It's been two months since I last discussed the internet vacancy numbers reported by the Department of Education, Employment and Workplace Relations (DEEWR) — and, in that time, the falls have only continued.
In the past year to September 2012, the number of job advertisements posted online has fallen across all categories and all areas of the country. Even areas that currently house the mining boom have not escaped negative growth; as the chart below shows, there is nowhere to hide from falling internet job advertisement rates.
Negative growth across the nation
(Click to enlarge) (Credit: DEEWR)
The largest fall in a job category was attributed to the Engineering, ICT and Science Technicians category, which is down a massive 35 per cent since September 2011. The other IT-related category, ICT Professionals, has fallen by 23.8 per cent in the same period.
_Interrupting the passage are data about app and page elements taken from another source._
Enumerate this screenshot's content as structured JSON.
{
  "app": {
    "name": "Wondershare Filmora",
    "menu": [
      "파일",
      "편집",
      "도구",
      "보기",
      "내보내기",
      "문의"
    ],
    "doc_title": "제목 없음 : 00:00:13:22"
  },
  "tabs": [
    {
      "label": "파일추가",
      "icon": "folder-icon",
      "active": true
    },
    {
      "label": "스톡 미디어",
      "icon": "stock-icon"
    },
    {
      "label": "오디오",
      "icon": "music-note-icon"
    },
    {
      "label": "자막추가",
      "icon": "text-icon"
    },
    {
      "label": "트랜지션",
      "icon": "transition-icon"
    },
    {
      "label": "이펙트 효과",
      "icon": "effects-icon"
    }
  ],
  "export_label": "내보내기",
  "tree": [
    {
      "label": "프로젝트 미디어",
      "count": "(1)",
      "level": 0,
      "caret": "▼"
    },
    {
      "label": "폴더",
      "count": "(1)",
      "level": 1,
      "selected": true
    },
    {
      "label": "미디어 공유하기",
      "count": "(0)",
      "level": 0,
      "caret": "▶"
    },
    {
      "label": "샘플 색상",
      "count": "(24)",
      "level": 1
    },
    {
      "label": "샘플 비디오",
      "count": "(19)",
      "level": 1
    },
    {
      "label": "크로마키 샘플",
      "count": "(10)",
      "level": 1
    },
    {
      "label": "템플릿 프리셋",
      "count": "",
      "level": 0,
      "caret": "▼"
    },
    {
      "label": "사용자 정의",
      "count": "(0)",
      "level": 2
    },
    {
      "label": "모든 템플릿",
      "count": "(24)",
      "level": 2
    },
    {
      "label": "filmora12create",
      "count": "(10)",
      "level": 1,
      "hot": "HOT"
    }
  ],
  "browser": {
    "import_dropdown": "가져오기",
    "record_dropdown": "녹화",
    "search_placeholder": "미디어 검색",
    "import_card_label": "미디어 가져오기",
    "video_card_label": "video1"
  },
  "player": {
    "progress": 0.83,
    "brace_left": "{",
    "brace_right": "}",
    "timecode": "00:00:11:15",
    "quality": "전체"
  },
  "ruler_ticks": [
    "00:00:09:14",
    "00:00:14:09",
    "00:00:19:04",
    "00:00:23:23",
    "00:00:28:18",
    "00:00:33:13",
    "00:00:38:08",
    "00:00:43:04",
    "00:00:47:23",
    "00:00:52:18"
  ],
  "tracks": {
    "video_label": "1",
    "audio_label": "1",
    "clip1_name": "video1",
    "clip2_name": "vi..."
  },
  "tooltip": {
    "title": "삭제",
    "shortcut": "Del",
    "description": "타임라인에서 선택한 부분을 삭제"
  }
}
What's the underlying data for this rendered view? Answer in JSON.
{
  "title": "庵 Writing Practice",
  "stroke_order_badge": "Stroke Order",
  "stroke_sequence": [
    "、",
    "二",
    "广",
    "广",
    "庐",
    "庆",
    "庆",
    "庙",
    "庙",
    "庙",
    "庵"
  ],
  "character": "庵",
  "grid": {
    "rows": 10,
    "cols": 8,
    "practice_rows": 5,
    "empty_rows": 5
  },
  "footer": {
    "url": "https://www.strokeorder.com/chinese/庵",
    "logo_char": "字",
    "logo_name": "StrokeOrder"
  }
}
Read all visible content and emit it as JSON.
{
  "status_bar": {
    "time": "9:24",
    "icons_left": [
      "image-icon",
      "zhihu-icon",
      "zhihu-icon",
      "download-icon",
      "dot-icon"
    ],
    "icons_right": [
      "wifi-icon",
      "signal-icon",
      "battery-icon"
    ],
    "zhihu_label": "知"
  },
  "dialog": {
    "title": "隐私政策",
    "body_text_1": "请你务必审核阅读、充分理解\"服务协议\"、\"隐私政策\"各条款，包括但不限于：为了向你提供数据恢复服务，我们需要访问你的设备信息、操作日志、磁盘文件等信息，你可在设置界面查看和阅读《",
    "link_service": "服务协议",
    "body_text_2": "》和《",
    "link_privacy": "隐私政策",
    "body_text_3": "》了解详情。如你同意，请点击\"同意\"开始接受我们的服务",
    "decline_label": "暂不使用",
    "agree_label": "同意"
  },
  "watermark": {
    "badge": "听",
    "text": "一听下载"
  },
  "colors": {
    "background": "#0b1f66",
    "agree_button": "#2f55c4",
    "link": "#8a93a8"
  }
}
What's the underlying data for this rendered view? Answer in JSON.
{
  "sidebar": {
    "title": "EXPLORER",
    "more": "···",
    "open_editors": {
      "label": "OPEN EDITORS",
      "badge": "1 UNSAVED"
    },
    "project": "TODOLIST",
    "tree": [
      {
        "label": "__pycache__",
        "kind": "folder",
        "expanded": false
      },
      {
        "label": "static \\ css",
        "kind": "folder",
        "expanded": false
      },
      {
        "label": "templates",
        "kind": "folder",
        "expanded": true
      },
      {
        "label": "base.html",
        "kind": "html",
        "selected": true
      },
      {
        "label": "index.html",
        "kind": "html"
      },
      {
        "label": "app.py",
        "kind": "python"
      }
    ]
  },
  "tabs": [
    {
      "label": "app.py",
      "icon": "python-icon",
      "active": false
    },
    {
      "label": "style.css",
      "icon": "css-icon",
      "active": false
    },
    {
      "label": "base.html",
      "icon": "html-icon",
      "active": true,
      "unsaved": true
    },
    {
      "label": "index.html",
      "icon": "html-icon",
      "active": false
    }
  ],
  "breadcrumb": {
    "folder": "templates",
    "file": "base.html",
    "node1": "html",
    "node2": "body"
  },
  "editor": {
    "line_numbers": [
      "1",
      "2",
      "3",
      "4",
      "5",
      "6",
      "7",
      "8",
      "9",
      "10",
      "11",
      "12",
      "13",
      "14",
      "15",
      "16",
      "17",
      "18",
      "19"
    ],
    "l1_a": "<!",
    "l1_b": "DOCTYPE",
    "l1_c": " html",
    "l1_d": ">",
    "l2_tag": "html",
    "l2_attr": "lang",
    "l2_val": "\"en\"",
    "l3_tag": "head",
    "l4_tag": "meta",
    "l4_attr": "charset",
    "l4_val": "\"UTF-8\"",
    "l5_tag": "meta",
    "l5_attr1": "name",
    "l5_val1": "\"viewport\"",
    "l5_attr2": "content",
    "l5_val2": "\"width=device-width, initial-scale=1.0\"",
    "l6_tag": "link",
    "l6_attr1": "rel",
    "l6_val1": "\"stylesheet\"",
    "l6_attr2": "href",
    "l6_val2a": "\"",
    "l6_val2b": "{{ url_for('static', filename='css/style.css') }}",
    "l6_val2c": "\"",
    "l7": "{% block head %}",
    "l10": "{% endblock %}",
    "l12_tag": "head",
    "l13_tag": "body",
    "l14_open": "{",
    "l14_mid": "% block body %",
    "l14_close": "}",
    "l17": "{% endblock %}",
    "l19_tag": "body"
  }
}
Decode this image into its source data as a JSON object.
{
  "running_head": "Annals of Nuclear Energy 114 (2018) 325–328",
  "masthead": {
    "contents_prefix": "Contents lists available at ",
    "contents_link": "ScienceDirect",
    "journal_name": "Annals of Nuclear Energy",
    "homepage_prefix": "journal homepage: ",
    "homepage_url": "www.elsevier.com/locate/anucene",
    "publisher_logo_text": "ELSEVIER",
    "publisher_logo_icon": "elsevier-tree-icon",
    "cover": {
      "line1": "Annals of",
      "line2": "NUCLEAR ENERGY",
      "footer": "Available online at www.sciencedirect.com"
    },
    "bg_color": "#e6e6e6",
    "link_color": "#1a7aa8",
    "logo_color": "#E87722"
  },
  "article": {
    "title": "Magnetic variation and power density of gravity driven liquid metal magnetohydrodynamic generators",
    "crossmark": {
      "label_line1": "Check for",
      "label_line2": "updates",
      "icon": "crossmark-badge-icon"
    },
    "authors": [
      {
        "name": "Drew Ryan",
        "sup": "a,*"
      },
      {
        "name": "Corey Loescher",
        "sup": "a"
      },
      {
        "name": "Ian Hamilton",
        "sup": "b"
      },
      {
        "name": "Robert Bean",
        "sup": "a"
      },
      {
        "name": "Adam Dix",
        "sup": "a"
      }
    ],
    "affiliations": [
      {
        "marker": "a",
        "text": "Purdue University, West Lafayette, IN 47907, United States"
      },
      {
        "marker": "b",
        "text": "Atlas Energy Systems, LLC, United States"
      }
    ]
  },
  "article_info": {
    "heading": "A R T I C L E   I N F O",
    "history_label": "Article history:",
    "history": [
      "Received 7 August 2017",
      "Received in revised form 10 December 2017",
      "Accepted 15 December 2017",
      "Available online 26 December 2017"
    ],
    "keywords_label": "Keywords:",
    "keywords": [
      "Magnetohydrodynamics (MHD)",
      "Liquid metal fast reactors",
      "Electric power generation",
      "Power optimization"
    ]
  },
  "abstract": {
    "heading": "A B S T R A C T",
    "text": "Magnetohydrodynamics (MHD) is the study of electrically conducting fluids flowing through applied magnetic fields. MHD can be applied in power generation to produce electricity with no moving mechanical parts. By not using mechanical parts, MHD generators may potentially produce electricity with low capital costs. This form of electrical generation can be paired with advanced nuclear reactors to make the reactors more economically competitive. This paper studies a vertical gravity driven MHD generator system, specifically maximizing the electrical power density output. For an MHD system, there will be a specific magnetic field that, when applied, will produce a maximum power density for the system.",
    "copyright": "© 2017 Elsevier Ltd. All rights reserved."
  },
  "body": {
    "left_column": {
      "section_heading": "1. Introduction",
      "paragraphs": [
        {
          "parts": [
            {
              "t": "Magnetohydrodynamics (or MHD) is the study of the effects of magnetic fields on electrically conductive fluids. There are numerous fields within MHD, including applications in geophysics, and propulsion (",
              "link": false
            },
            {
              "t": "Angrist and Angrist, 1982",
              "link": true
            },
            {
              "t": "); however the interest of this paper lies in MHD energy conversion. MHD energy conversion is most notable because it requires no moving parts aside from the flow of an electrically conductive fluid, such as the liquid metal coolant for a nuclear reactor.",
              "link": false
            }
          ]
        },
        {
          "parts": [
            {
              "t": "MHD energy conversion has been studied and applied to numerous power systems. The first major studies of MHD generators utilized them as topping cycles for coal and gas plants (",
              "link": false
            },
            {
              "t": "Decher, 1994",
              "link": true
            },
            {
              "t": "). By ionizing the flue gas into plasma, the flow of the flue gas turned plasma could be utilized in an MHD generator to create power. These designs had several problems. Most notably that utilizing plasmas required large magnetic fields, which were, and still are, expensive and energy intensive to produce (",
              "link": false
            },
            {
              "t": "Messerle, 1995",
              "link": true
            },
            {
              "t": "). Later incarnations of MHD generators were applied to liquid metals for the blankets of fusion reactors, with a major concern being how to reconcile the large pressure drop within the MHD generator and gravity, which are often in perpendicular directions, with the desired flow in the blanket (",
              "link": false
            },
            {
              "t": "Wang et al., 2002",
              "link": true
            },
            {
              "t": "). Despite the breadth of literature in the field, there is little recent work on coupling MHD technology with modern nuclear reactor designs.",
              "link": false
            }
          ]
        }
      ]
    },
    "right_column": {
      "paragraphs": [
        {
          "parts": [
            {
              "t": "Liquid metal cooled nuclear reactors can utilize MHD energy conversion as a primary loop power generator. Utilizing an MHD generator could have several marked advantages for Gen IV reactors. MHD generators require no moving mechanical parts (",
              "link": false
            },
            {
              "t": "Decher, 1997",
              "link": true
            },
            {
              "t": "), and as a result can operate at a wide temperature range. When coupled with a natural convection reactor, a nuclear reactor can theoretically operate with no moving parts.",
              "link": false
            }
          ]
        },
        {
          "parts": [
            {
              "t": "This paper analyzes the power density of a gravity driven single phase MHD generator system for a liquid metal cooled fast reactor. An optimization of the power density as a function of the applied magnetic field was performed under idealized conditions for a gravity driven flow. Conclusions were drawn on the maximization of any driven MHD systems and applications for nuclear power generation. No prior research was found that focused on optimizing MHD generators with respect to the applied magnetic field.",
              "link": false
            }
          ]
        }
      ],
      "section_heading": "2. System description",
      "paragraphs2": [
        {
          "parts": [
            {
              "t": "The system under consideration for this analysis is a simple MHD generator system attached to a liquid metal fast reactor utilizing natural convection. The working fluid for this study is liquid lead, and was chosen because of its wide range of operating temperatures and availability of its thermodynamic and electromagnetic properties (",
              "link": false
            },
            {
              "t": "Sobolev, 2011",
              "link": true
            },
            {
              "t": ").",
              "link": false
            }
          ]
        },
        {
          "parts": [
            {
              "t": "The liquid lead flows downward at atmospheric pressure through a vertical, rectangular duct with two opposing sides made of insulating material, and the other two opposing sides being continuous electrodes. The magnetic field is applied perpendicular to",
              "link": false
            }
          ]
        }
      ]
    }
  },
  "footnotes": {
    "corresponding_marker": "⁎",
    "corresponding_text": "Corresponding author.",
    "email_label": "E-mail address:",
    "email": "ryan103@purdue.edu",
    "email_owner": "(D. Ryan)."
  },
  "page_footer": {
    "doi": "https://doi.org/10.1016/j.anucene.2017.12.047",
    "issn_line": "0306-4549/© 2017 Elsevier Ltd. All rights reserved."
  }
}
Both categories are now at record low levels since the report began in January 2006.
Overall, the skilled vacancy index has fallen to a new low, albeit by a margin of 0.1 lower than the previous record of 80.7, which was recorded in May 2009.
DEEWR Skilled Internet Vacancy Index for IT categories since January 2006.
(Click to enlarge)
Meanwhile, the Australian Computer Society has found that IT salaries have grown by 4 per cent over the period that vacancies have been dropping — and at the same time as talk about a skills shortage.
Is it possible to have a skills shortage and a vacancy shortage at the same time?
Peter Noblet, senior regional director of recruitment firm Hays, has an angle on it that may explain what we are experiencing in Australia: "Employers need to be aware that candidate shortages still exist in many areas. Many organisations have invested in retention strategies to keep their best people, so there's still a shortage of high-quality candidates for certain roles, particularly those that require excellent leadership skills or very specific experience."
If you are in IT and wish to move into an economic sector that is resisting the slide, then your choice is limited to the education sector. During September 2012, vacancies for education professionals increased by 1.5 per cent, but were still down 2.4 per cent over the year.
Some would say that it is a long way from software engineering to journalism, others would correctly argue that it is a mere 10 metres according to the floor plan.During his first five years with CBS Interactive, Chris started his journalistic adventure in 2006 as the Editor of Builder AU after originally joining the company as a programmer.Leaving CBS Interactive in 2010 to follow his deep desire to study the snowdrifts and culinary delights of Canada, Chris based himself in Vancouver and paid for his new snowboarding and poutine cravings as a programmer for a lifestyle gaming startup.Chris returns to CBS in 2011 as the Editor of TechRepublic Australia determined to meld together his programming and journalistic tendencies once and for all.In his free time, Chris is often seen yelling at different operating systems for their own unique failures, avoiding the dreaded tech support calls from relatives, and conducting extensive studies of internets — he claims he once read an entire one.